Regional Holiday Music
Season three is my favorite season of “Community.” The Troy and Abed friendship, the true heart of the show, was fully established by that point. The show finally figured out what to do with Britta, utilizing Gillian Jacobs’ incredible skills as a physical comedian by turning her into a clumsy goofball. The series’ rich supporting cast was built in, leaving a solid foundation for quick jokes and one-off gags. The show was also at its most ambitious by this point, doing a number of fantastic themed episodes. One such themed episode is “Regional Holiday Music,” which functions as both the third season’s Christmas episode and the series’ musical episode.
With Christmas arriving, the Study Group’s arch-enemies – the Glee Club – are out singing and dancing in obnoxious ways. Jeff, however, utilizes his skills as a lawyer and knowledge of copyrights to get the Glee Club shut down. This causes the club members to have nervous breakdowns. Meanwhile, Abed worries that the year has gotten too dark and that his friends won’t have a happy Christmas. He seeks out Mr. Rad, the Glee Club organizer. Unknowingly, Abed sets a musical virus spreading through all his friends.
“Regional Holiday Music” is obviously built around making fun of “Glee,” a rival show that was wildly popular at the time but has already receded from the popular consciousness.
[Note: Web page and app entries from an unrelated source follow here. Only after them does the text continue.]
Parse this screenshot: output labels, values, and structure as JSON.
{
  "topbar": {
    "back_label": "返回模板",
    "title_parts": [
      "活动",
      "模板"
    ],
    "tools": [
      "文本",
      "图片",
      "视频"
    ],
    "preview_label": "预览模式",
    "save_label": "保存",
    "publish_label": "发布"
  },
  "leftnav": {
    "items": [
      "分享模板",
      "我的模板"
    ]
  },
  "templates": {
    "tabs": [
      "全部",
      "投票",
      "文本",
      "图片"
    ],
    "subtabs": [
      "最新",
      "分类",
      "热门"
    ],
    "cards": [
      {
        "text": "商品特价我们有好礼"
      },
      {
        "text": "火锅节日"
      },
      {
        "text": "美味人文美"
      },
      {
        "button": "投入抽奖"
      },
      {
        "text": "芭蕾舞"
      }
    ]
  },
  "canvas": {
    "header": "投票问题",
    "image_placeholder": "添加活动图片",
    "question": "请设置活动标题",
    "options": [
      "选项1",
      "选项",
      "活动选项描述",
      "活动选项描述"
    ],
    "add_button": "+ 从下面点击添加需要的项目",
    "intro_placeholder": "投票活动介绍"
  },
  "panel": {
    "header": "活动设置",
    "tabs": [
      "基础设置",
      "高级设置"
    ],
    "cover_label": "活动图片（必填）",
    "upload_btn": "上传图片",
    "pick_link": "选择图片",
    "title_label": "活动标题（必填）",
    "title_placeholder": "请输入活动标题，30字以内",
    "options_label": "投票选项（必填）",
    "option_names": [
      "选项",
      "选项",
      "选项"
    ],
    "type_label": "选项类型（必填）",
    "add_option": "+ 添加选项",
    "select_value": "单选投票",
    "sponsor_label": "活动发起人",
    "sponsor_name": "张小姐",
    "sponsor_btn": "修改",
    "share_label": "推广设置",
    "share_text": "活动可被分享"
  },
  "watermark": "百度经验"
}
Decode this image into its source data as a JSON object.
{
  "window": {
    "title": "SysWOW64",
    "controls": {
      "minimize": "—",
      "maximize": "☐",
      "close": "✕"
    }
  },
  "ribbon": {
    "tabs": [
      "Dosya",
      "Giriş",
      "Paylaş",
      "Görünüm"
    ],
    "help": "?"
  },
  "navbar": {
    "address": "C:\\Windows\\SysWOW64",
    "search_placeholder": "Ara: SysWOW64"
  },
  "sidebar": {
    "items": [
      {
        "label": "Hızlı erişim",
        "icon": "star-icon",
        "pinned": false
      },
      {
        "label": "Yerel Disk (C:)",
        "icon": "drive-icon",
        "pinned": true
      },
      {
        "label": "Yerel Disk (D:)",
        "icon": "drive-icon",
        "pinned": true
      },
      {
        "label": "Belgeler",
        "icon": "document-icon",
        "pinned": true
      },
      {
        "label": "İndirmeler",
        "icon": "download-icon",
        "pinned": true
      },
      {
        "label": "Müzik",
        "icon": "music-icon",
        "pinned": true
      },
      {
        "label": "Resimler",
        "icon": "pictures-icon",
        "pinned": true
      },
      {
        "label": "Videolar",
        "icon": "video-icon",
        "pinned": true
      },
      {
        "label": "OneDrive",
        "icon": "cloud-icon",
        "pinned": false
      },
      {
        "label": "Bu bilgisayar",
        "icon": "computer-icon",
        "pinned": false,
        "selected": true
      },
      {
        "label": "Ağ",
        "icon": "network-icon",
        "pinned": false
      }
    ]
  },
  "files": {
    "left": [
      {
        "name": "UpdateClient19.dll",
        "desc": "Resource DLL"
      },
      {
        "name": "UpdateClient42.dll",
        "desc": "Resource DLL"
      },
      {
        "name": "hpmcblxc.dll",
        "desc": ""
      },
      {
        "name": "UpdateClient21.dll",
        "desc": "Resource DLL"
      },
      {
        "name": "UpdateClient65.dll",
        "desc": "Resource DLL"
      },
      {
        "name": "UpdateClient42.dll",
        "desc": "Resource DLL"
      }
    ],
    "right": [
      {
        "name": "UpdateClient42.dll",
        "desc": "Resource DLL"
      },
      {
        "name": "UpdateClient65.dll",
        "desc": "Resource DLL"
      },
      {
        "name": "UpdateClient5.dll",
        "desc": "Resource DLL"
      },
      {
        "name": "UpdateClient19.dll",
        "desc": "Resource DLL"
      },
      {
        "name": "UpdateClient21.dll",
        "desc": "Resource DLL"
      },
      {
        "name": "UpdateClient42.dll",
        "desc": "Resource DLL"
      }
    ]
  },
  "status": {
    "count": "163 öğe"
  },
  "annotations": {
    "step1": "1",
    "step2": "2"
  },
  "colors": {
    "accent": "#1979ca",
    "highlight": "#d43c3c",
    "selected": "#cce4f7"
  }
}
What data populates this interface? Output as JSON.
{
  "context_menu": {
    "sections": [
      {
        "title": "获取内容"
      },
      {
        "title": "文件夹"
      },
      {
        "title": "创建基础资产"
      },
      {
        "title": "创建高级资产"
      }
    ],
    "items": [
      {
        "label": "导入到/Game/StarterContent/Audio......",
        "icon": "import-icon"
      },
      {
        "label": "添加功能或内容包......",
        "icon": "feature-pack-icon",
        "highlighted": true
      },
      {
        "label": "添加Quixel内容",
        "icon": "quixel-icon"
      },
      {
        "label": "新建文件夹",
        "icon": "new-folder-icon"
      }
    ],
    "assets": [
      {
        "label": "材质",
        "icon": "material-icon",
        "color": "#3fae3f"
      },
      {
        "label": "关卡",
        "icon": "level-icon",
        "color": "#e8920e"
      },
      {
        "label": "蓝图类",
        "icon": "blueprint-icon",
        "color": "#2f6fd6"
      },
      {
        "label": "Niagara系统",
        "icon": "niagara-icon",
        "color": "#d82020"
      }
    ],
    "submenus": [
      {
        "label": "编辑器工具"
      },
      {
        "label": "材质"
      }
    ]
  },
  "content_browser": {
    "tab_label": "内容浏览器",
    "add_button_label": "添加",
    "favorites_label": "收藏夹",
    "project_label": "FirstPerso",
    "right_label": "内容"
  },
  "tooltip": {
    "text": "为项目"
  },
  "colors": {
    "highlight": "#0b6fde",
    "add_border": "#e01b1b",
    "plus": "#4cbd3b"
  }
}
The overwhelming happiness of song-and-dance numbers is mocked. Breaking out into song is shown as a virus, sapping the infectee of their personality and making them obsessed with “regionals.” The visual language of the show, with its spinning cameras and pianos that keep playing when nobody sits at them, is also mocked. Early in the episode, Jeff says that trying to make things happier at the holidays will just reveal more darkness. This is revealed to be true, when the psychotically happy Mr. Rad – played by a hilariously deranged Taran Killian – is shown to be genuinely psychotic, confessing to murdering the previous Glee Club. The show isn’t just lobbing jabs at “Glee.” It’s also mocking a pop culture that insists happiness is the only acceptable mood around December, ignoring how complex and melancholy the holiday can be.
Despite making fun of the musical format, “Regional Holiday Music” actually features some catchy songs. The first number, “Glee!,” is insanely catchy. One of “Community’s” strengths was its total grasp on the characters. Troy raps about being a Jehovah’s Witness, going “undercover” as a Christmas celebrator. The production of this sequence features plenty of clever, easily missed gags. “Baby Boomer Santa” caters to Pierce’s ego and hunger for nostalgia as a baby boomer. It also amusingly incorporates a number of pop styles over a few minutes. Shirley is won over with a choir of children singing about how they don’t know who Jesus is. (Yvette Nicole Brown’s panicked mumbles of “That's what they do!” gets me every time.) Annie is converted off-screen, performing an overly sexualized song-and-dance in order to infect Jeff. In this scene, the show mocks the weird trend of both infantilizing and sexualizing young women, obviously making fun of “Santa Baby” and similar songs. It also has Allison Brie gyrating in very revealing lingerie, so everyone wins. And if you prefer Britta, she wears a skin-tight body stocking before the show is over too.